Thomas Chatterton

Thomas Warton, in History of English Poetry (1778-81; 1840) 2:353.

On the whole, I am inclined to believe, that these poems were composed by the son of the school-master before mentioned; who inherited the inestimable treasures of Cannynge's chest in Radcliffe-church, as I have already related at large. This youth, who died at eighteen, was a prodigy of genius: and would have proved the first of English poets, had he reached a maturer age. From his childhood, he was fond of reading and writing verses; and some of his early compositions, which he wrote without any design to deceive, have been judged to be most astonishing productions by the first critic of the present age. From his situation and connections, he became a skilful practitioner in various kinds of hand-writing.

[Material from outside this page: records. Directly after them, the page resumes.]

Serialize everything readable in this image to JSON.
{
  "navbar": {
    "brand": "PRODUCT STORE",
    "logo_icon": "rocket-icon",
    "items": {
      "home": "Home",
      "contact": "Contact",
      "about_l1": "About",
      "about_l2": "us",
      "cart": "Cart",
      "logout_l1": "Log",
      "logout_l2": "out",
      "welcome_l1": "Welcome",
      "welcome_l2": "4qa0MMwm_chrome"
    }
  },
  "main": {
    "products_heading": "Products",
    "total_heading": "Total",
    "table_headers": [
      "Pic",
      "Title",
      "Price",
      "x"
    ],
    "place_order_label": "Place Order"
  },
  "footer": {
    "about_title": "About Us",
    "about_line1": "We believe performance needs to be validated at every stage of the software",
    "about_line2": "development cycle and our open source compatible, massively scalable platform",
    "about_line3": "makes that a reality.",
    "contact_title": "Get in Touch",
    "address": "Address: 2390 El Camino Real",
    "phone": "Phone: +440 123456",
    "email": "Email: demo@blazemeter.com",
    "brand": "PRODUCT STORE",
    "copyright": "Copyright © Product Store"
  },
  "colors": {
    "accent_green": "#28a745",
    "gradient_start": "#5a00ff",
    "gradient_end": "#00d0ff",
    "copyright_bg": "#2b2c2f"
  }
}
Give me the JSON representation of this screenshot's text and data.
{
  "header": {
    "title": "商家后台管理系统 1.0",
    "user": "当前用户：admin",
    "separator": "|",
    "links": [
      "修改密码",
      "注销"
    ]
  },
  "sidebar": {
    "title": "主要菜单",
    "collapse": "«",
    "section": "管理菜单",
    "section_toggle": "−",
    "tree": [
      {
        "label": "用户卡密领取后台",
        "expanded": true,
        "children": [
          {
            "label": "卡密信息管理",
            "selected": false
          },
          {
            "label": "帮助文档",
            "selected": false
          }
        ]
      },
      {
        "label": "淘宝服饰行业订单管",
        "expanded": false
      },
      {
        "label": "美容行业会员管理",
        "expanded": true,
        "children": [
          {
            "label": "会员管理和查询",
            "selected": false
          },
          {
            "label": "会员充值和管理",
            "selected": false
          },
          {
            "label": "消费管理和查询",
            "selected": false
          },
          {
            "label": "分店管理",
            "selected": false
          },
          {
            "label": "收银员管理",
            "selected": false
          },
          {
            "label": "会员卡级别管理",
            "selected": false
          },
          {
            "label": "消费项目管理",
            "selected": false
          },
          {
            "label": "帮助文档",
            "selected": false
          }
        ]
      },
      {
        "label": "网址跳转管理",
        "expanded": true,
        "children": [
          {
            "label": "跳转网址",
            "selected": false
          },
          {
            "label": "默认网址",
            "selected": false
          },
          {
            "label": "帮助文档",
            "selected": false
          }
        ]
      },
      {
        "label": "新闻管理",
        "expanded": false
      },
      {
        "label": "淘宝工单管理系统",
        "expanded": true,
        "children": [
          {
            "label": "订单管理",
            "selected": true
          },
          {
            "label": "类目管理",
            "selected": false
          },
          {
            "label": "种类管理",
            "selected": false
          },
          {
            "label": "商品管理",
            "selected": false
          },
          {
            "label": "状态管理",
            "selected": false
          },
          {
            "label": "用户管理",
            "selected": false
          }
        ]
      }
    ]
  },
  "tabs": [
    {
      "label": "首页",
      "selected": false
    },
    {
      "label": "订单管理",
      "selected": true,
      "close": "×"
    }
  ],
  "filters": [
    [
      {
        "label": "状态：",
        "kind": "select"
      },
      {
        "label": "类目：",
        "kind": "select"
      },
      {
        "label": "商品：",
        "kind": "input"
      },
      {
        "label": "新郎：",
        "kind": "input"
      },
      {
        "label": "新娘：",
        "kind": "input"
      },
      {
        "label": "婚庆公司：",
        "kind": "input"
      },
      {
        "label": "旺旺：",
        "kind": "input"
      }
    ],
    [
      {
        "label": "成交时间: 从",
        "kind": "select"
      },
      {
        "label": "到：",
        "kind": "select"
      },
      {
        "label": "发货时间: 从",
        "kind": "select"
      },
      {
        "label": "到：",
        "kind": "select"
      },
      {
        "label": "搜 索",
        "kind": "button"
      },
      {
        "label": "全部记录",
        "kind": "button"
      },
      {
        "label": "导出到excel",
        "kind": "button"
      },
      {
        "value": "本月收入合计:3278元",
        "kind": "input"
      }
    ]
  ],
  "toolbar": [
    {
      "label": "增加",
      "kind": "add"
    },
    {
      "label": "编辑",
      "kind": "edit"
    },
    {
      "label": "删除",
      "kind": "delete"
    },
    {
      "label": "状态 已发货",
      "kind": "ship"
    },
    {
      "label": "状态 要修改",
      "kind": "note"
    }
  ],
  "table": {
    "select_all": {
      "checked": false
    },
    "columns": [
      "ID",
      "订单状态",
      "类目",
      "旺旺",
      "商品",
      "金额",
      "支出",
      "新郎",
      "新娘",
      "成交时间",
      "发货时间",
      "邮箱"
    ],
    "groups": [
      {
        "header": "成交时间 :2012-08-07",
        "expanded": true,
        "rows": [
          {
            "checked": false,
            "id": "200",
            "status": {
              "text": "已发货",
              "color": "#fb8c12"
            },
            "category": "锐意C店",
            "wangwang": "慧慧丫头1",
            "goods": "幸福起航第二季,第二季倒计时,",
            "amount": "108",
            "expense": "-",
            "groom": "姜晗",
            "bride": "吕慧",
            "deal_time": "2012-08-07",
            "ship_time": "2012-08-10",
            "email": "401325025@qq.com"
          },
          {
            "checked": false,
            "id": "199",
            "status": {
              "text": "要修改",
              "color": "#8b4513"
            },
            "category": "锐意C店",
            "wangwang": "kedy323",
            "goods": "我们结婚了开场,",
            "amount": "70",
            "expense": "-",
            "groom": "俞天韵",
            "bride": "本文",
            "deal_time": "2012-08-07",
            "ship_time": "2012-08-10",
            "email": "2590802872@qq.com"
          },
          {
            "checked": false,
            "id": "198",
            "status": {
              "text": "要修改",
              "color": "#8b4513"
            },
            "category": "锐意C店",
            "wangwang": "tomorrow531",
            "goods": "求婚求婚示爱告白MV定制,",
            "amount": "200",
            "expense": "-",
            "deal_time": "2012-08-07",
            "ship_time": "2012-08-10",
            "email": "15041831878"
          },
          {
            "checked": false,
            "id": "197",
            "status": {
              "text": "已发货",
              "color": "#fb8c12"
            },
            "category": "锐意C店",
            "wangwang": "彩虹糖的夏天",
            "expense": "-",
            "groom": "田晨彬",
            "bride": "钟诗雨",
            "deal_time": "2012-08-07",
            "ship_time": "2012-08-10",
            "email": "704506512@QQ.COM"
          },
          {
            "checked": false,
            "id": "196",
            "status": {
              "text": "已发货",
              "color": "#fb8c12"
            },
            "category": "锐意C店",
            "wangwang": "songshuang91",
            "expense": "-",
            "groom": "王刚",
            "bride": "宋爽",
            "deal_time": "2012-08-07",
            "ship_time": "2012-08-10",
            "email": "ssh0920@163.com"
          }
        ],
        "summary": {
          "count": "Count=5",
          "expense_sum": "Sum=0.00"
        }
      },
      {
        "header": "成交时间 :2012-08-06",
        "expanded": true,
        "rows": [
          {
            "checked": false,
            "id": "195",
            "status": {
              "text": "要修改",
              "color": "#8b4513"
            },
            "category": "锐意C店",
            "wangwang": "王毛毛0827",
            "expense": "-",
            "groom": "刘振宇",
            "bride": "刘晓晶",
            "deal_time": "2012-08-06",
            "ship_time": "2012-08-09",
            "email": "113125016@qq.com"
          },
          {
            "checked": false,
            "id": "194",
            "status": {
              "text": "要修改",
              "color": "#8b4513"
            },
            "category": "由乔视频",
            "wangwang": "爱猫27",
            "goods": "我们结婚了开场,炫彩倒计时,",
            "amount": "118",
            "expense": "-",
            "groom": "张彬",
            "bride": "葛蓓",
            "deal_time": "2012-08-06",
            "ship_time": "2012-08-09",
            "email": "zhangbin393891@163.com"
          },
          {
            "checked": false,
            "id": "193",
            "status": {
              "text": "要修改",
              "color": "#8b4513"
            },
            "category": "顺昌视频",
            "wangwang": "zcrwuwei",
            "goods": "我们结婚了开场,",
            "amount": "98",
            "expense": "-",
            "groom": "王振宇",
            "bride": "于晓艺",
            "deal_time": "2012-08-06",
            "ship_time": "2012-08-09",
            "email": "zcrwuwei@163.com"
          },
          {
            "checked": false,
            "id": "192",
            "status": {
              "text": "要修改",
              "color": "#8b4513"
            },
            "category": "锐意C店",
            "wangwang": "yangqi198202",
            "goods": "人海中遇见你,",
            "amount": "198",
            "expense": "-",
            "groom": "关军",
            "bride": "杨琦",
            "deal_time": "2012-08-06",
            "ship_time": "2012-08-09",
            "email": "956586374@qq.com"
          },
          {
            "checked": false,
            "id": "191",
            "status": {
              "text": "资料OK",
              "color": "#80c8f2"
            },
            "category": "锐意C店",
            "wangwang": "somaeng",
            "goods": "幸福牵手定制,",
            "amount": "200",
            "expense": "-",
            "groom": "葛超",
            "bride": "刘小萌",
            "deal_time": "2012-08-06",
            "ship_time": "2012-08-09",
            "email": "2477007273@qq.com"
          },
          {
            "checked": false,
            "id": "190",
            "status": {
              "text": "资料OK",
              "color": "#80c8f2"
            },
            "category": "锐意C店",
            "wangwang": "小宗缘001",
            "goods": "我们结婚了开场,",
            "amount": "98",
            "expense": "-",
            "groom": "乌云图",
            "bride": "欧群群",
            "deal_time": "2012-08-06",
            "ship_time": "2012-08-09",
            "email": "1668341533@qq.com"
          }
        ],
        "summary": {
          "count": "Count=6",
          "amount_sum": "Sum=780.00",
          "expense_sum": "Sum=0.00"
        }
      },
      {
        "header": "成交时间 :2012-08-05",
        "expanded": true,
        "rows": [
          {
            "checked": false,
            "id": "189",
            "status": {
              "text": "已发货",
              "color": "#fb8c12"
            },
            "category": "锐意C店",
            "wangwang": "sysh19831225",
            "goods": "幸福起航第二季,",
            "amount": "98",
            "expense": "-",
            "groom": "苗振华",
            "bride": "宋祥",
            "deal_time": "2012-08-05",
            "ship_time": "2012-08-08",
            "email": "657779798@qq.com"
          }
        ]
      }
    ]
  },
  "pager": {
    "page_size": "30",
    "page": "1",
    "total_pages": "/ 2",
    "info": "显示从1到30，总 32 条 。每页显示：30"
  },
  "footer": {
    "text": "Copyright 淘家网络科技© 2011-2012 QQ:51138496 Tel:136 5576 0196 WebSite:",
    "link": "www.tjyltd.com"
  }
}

Availing himself therefore of his poetical talent, and his facility in the graphic art, to a miscellany of obscure and neglected parchments, which were commodiously placed in his own possession, he was tempted to add others of a more interesting nature, and such as he was enabled to forge, under these circumstances, without fear of detection.